2. Increased availability of mental health beds across Victoria, including respite and Prevention and Recovery Care Service beds.

3. Improved triage and admission processes for people experiencing acute episodes of mental ill-health in hospital emergency departments, and the development and provision of accessible, fit-for-purpose alternative options for acute episodic mental health care.

4. Mental health services to adopt a trauma-informed care approach.

5. Greater equality of service provision between geographical areas and planning to meet need in areas where the population is growing.

6. Differentiated and properly funded mental health services targeting groups with specific needs.

7. Improved measures to increase the recruitment and retention of an appropriately qualified and experienced mental health workforce, noting in particular the value of lived experience and the challenges inherent in workforce development for rural and regional areas.

8. Improved mental health education for staff and access to clinical services for education facilities, prisons, police stations and immigration detention centres.

9. Training for police and correctional officers in mental health crisis intervention techniques.

10. Reduce the use and duration of compulsory treatment on a year-by-year basis and gather and publish service-level and system-wide data in this regard.

11. Protection of the human and civil rights of people experiencing mental illness including protection of inpatients from physical and sexual abuse.

12. Affordable accommodation solutions for people with ongoing mental illness, to address their high rate of homelessness and incarceration, and supported accommodation for those requiring ongoing supervision.

13. Employment programs and job opportunities for people with a history of mental illness, and an end to the ability of employers to ask job applicants to disclose current or past mental illness unless it can be demonstrated to be relevant to the position.

14. Improved communication between mental health services and other members of the healthcare team.

15. More government support for carers of people with a mental illness, including respite programs, supporting ageing carers and improving funding for care packages.
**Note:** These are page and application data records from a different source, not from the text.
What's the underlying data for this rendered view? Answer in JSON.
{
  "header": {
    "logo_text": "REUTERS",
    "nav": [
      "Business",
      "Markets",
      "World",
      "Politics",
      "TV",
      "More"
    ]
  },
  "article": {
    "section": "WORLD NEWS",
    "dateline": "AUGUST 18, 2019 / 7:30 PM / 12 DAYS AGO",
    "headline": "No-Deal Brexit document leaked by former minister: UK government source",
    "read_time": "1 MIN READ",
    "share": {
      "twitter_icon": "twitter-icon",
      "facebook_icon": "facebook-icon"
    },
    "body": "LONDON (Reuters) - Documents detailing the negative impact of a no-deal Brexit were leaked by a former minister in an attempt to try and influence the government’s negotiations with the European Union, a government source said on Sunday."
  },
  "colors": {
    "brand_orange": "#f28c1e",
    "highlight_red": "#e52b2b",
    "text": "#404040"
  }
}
16. Ensure free and readily available access to legal representation for all consumers who appear before the Mental Health Tribunal.

Mental Health Policy as amended by State Council on 20th August 2022.